Provided material -
□ □ □ □ □ □ □
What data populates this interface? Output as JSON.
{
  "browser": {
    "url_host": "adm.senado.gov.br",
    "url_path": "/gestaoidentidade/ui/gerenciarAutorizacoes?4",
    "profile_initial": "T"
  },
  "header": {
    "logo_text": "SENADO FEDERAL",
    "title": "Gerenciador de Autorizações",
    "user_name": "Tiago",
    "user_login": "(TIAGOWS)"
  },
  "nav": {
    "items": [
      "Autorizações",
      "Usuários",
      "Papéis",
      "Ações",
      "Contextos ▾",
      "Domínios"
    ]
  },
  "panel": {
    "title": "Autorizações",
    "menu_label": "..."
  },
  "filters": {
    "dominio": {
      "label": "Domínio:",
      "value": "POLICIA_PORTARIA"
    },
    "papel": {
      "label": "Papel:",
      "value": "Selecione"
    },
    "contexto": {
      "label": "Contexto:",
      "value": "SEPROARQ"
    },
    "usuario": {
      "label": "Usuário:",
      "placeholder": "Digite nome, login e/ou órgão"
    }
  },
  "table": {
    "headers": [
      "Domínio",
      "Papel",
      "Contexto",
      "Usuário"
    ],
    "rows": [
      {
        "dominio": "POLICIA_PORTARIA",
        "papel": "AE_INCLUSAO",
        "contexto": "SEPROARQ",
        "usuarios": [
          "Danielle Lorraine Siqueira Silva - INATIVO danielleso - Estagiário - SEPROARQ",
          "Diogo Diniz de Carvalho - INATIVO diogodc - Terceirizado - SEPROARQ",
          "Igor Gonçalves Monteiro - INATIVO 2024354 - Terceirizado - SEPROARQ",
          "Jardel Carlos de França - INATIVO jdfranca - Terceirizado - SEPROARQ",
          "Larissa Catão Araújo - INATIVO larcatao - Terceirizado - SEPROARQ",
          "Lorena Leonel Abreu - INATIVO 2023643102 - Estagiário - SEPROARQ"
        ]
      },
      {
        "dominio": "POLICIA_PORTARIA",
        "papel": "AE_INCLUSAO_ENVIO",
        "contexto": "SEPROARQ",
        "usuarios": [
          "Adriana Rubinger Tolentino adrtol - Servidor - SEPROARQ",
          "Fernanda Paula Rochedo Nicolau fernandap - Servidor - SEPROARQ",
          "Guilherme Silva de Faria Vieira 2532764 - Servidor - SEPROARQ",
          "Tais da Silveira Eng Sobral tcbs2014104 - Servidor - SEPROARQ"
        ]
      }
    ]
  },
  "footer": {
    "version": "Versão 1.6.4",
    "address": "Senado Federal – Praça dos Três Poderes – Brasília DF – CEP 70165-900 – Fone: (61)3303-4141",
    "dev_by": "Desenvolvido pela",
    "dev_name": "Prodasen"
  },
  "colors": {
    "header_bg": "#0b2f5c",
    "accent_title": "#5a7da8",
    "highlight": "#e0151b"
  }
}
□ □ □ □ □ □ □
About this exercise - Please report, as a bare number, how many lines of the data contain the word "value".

Exercise result - 3